xxxxxBologna University, founded in 1119, was the first university to be formed as an academic institution. At first only civic and canon law were taught, catering for men who had already gained high office, but around the turn of the century faculties were established in medicine and philosophy. Other centres of higher learning were to follow, such as the Universities of Paris and Oxford.

xxxxxBologna University, founded in 1119, was one of the first if not the first university to be established. Salerno could boast of a higher place of learning as early as the ninth century, but it was begun as a medical school and remained so up to and beyond this period. Likewise Pavia and Ravenna had become centres for the study of law before this date, but neither of these centres had developed the beginnings of an academic institution.

xxxxxIn its early years, instruction at Bologna was confined to the study of civic and canon law. This meant that, generally speaking, the students who attended the courses were men who had already gained high office, such as canons of cathedrals or school principals. It was not until about the turn of the century that faculties were formed in medicine and philosophy.


Map (Italy): licensed under Creative Commons. Author: Tubs – Bologna: view of the town as illustrated in Hartmann Schedel’s Chronicle of the World, printed in Nuremburg in 1493, artist unknown. Teaching: 14th century illuminated manuscript, artist unknown – Municipal Library, Castres, southern France
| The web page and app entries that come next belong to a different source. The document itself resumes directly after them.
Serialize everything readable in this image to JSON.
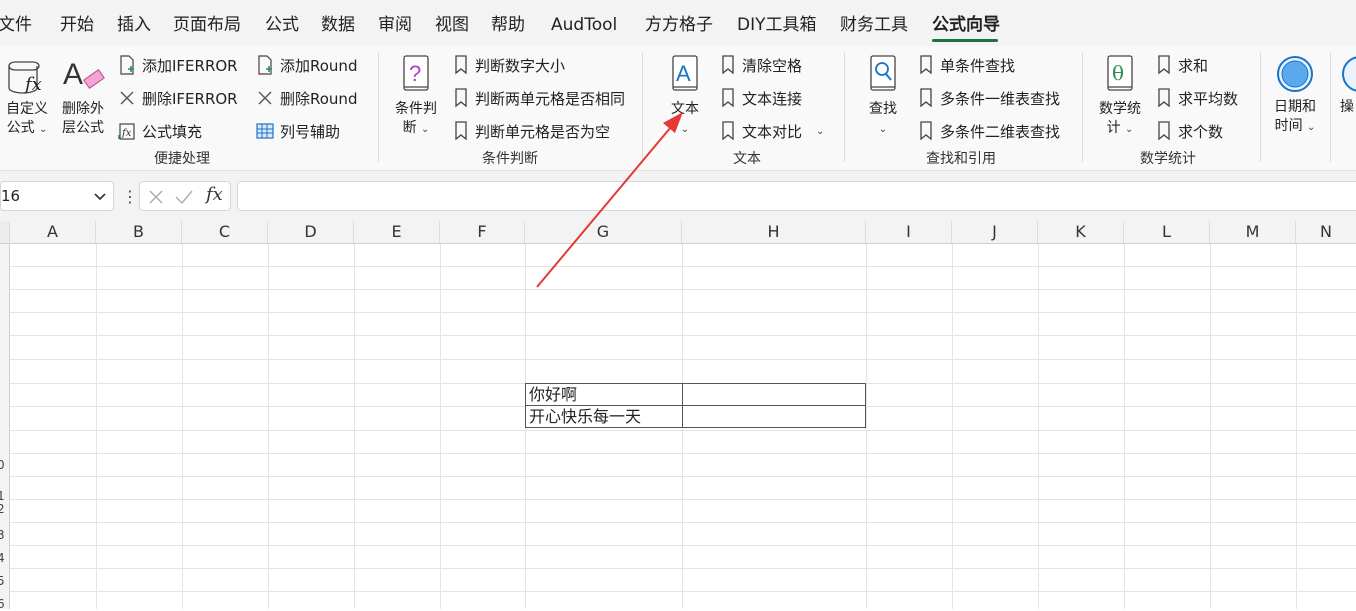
{
  "menu": {
    "items": [
      "文件",
      "开始",
      "插入",
      "页面布局",
      "公式",
      "数据",
      "审阅",
      "视图",
      "帮助",
      "AudTool",
      "方方格子",
      "DIY工具箱",
      "财务工具",
      "公式向导"
    ],
    "active": "公式向导"
  },
  "ribbon": {
    "quick": {
      "custom_formula": [
        "自定义",
        "公式"
      ],
      "remove_outer": [
        "删除外",
        "层公式"
      ],
      "add_iferror": "添加IFERROR",
      "remove_iferror": "删除IFERROR",
      "formula_fill": "公式填充",
      "add_round": "添加Round",
      "remove_round": "删除Round",
      "col_assist": "列号辅助",
      "label": "便捷处理"
    },
    "condition": {
      "big": [
        "条件判",
        "断"
      ],
      "judge_size": "判断数字大小",
      "judge_same": "判断两单元格是否相同",
      "judge_empty": "判断单元格是否为空",
      "label": "条件判断"
    },
    "text": {
      "big": "文本",
      "clear_space": "清除空格",
      "concat": "文本连接",
      "compare": "文本对比",
      "label": "文本"
    },
    "lookup": {
      "big": "查找",
      "single": "单条件查找",
      "multi_1d": "多条件一维表查找",
      "multi_2d": "多条件二维表查找",
      "label": "查找和引用"
    },
    "math": {
      "big": [
        "数学统",
        "计"
      ],
      "sum": "求和",
      "avg": "求平均数",
      "count": "求个数",
      "label": "数学统计"
    },
    "date": {
      "big": [
        "日期和",
        "时间"
      ]
    },
    "partial_label": "操"
  },
  "formula_bar": {
    "name_box": "16",
    "fx": "fx",
    "formula": ""
  },
  "grid": {
    "columns": [
      "A",
      "B",
      "C",
      "D",
      "E",
      "F",
      "G",
      "H",
      "I",
      "J",
      "K",
      "L",
      "M",
      "N"
    ],
    "cells": {
      "g1": "你好啊",
      "g2": "开心快乐每一天",
      "h1": "",
      "h2": ""
    },
    "row_fragments": [
      "0",
      "1",
      "2",
      "3",
      "4",
      "5",
      "6"
    ]
  },
  "colors": {
    "accent": "#1e7145",
    "arrow": "#e53935",
    "icon_blue": "#1a73c9",
    "icon_purple": "#b03cc8",
    "icon_green": "#2e8b57"
  }
}
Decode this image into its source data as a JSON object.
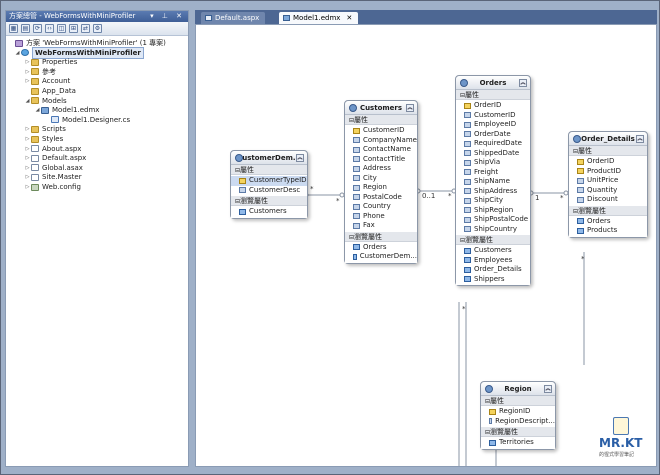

xxxxxSuch centres of higher learning - and many were established in Europe within the next fifty years - were established to meet the need for a higher standard of instruction beyond that provided by monastic or cathedral schools at the time. At first there was no fixed site and there were no places of residence, though some housing was later provided for needy students who were not natives of Bologna. To obtain safety in numbers and a sense of belonging, "universities" were formed by students of the same nationality. These student guilds or societies of scholars were each headed by a rector scholarium. This particular set-up became the general pattern for future centres of advanced learning, including the Universities of Paris and Oxford.